Matt and I have decided that once a year, no matter what, we will go on an adventure...just the two of us. This year we finally did something we have always wanted to do: Climb the Grand Teton.
I thought I was in good shape. I had been training for a marathon (although not as diligently as I should have been), but this mountain kicked my butt! Next time I do it, I know I need to do some real training.
We started our adventure at 7:00 in the morning to backpack up to our campsite or "the caves" as the rangers called it. It was about 5 miles in and the hike wasn't too bad except my pack was about 35 lbs. and Matt's was probably around 50 lbs. Climbing gear is really heavy!
We're almost to our campsite. It is in the trees above the waterfall. That peak is the Middle Teton.
After we reached our campsite, I went exploring. This is looking down on the trail and our campsite (in the trees).
The next morning we woke up at 3:00 am. Yes, 3:00 am. After we eat and geared up, we started on the trail about an hour later at 4:00. We left our tent and sleeping bags and brought just the supplies we needed for the climb to the peak which included a rope, cams, food, and clothing. The reason you have to leave so early is that you want to avoid the thunderstorms that always come in the afternoon.
We started hiking in the dark with our headlamps and things are going pretty well until we reach a huge boulder field and lose our way. We scrambled around and eventually find our way by following the lights on the mountain from climbers up ahead.
Finally we reached the saddle at 6:00 am. It took us two hours to hike just two miles, but it was very steep and very dark.
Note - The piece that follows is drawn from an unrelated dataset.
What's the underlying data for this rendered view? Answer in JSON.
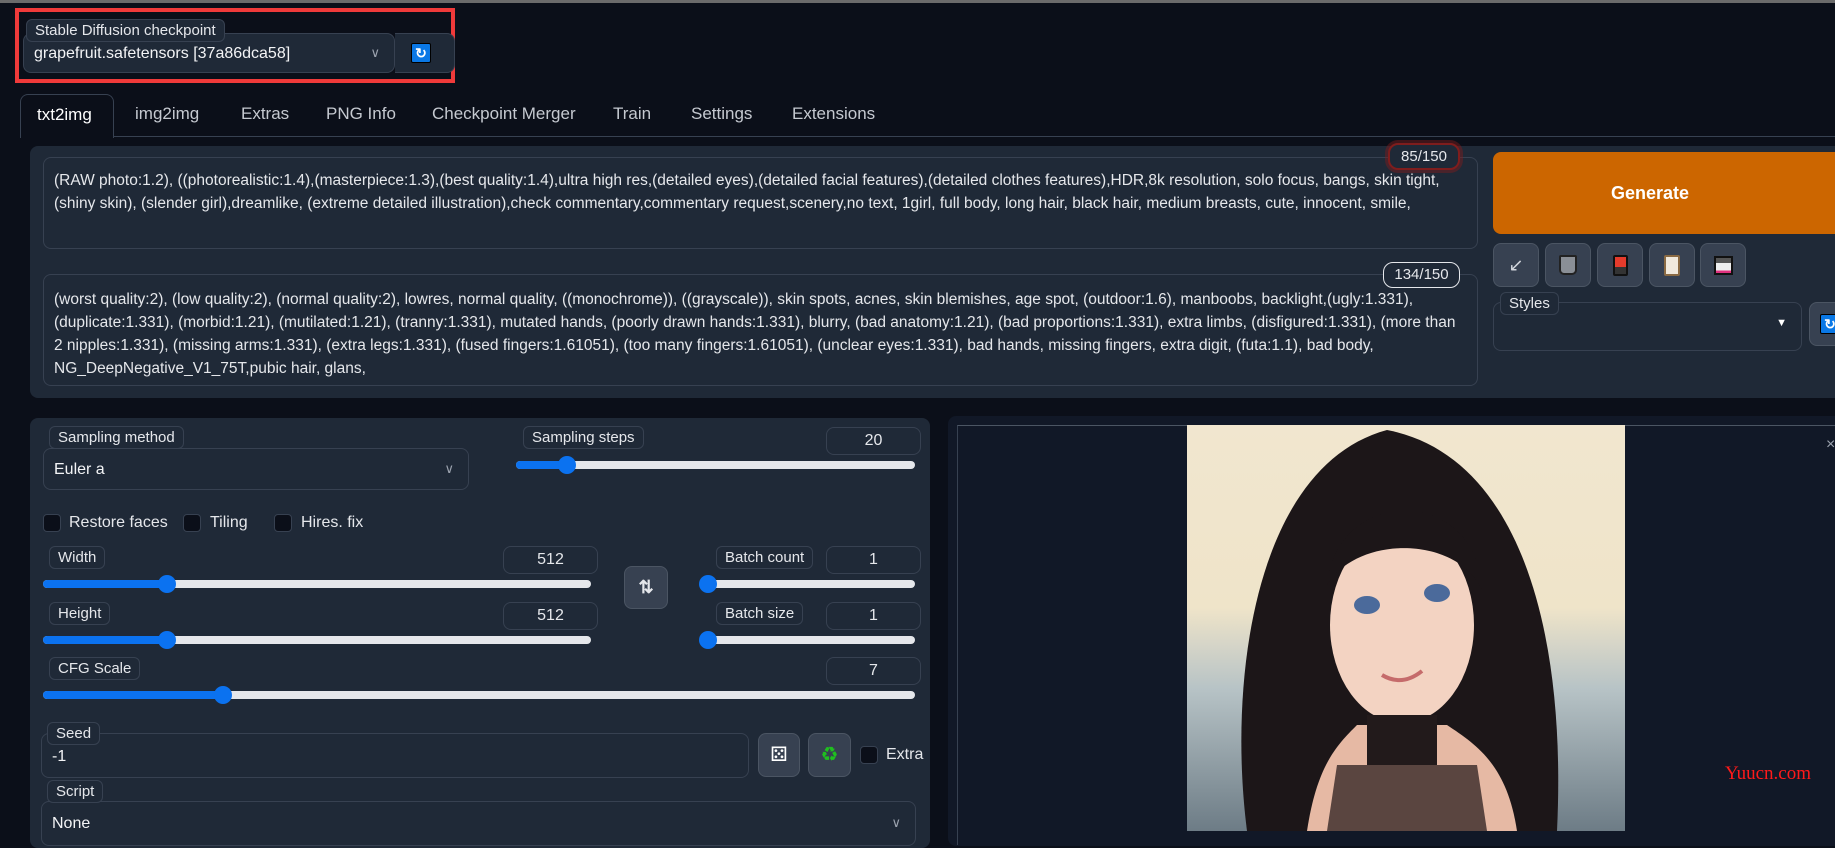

Reaching the saddle is pretty much equivalent to reaching the peak of Timpanogos...and the hard part hasn't even began.
The tree line was back where we camped out and everything around us was just rock. Big boulders, little boulders, steep cliffs...but nothing like a trail or dirt. So we got lost a lot trying to find our way. There were many climbers along the way, but we mostly just tried to follow vague descriptions from the guide books.
The climbing was actually not very difficult. We climbed the Upper Exum which is 5.4 at hardest. Many people don't rope up most of the way and some free solo it the entire way. It is scary at some parts because of the extreme exposure: huge sheer cliffs that would lead to your death if you fell. It is also very steep. Imagine climbing stairs to the top of a mountain. It isn't technically difficult, but it uses a ton of muscle.
We made it most the way and get lost again, but this time it is scary because we are practically out of food, a storm is coming in, and there is snow all around which meant slippery and dangerous climbing. We meander and reread the guide book for a while. I had a moment of panic and then decided that panicking never helped any one so I pulled myself together and we said a prayer. Instantly, we knew which direction to go and we reached the peak.
My legs were shaking practically the whole way down from overexertion and lack of energy. I needed food and rest, but we weren't there yet. I needed to keep on going. Matt was fine, of course. He is in great shape and is strong. I had altitude sickness which really affected me near the peak which is about 14,000 ft.
We finally made it back to our campsite around 8:00 pm. That meant we had been hiking/climbing for 16 hours. I slept horribly that night in our little tent and woke up around 4:30 am, so we got another early start, but this time down the mountain. We painfully hiked the 5 miles out of the mountain to the campground. Overall the journey to the peak and back took us around 24 hours.
This is called "the eye of the needle." We were supposed to go through it on the way up, but we got lost and did it a completely different and more difficult way.
It was so flippin' hard and my body hurt so much, but it was worth it. The views were beautiful and the feeling of accomplishment was thrilling. We will definitely do it again.